***** Supplied data
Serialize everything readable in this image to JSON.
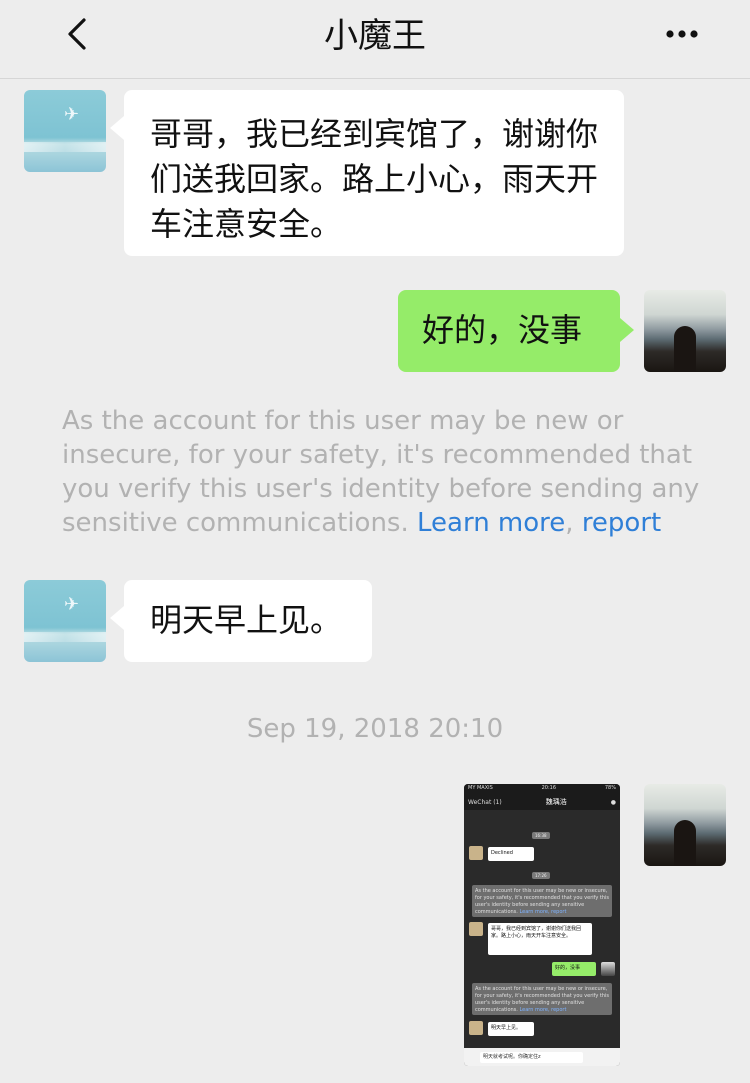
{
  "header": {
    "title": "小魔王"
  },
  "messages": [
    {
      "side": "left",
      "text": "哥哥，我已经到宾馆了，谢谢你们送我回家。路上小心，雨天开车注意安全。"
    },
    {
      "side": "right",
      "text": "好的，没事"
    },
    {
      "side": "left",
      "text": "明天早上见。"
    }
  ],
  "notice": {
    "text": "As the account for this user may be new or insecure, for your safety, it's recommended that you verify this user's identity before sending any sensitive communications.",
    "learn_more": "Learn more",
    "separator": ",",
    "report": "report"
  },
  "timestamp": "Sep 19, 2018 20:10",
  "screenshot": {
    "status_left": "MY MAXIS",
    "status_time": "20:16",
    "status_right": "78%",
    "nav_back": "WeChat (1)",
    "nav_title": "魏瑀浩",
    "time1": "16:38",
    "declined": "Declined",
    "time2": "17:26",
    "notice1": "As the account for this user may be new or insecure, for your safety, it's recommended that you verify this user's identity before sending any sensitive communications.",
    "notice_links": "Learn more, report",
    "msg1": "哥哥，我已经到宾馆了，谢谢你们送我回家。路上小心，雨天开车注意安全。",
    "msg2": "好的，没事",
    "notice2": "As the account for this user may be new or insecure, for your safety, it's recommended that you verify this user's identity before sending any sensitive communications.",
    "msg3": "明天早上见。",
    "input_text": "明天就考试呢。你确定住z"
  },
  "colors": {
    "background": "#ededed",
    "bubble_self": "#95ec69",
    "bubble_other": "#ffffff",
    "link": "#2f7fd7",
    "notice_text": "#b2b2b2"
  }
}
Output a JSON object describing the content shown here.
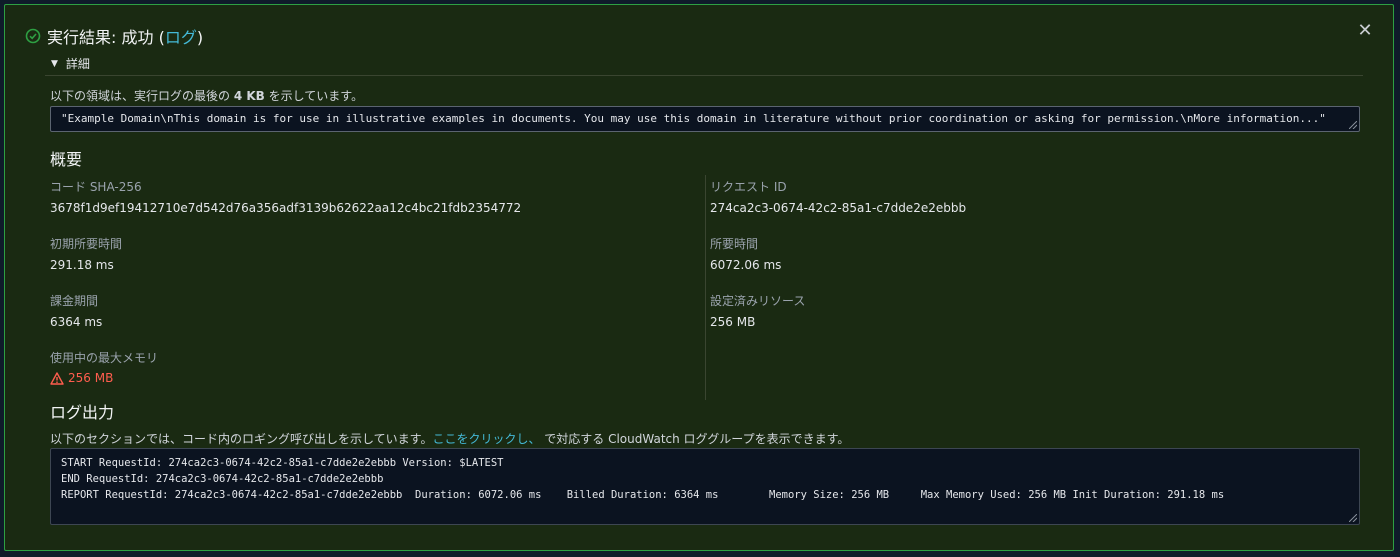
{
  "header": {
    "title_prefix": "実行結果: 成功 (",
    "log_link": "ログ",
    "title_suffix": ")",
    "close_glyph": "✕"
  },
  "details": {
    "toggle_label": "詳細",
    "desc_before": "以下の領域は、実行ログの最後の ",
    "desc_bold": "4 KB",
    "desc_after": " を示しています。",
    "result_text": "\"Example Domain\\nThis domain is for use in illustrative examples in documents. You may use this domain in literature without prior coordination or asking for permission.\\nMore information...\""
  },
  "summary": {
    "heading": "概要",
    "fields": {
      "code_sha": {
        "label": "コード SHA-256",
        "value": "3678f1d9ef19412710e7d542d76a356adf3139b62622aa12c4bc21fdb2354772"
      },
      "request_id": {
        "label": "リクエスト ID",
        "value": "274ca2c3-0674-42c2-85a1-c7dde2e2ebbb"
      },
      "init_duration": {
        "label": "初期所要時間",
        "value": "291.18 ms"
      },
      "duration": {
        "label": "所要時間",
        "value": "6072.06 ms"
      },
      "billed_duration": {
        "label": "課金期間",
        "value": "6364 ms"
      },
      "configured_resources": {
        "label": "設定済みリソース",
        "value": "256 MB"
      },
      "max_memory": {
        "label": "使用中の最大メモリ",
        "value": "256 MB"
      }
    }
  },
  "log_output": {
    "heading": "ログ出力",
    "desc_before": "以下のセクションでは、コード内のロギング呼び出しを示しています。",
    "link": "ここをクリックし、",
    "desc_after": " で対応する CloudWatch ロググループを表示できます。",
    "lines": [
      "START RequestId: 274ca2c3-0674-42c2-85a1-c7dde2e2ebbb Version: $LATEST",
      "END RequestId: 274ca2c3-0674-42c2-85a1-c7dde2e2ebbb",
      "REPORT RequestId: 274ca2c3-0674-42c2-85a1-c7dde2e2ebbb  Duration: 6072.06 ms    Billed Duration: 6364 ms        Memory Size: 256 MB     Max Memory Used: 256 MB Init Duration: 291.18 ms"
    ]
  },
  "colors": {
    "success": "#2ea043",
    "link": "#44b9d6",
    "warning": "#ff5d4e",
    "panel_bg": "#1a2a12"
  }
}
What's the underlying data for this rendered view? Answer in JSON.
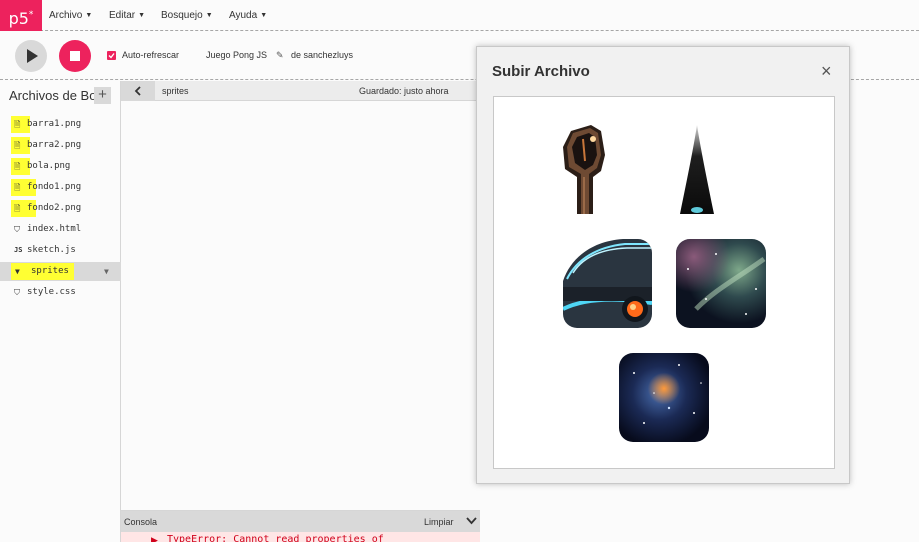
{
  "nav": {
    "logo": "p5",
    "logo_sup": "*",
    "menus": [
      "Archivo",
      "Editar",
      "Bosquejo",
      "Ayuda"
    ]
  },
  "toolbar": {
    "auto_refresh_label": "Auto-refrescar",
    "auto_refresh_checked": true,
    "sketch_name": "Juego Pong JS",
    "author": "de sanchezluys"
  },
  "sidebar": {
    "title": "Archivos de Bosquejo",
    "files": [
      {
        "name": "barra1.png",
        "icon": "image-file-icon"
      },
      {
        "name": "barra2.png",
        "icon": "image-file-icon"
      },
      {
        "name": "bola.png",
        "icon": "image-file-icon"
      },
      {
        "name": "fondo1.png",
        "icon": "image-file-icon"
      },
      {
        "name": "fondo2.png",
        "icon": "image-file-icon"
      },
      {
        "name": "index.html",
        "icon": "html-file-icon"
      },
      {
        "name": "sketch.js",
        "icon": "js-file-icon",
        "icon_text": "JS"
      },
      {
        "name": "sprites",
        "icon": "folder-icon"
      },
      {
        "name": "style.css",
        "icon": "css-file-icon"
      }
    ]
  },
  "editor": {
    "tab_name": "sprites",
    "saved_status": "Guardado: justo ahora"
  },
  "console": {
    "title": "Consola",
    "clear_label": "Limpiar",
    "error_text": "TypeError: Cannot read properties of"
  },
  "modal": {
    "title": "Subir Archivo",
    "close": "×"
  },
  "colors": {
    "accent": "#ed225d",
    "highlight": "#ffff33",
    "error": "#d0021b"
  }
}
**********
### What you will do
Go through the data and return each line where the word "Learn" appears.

### Answer box
    "learn_more": "Learn more",
    "notice_links": "Learn more, report",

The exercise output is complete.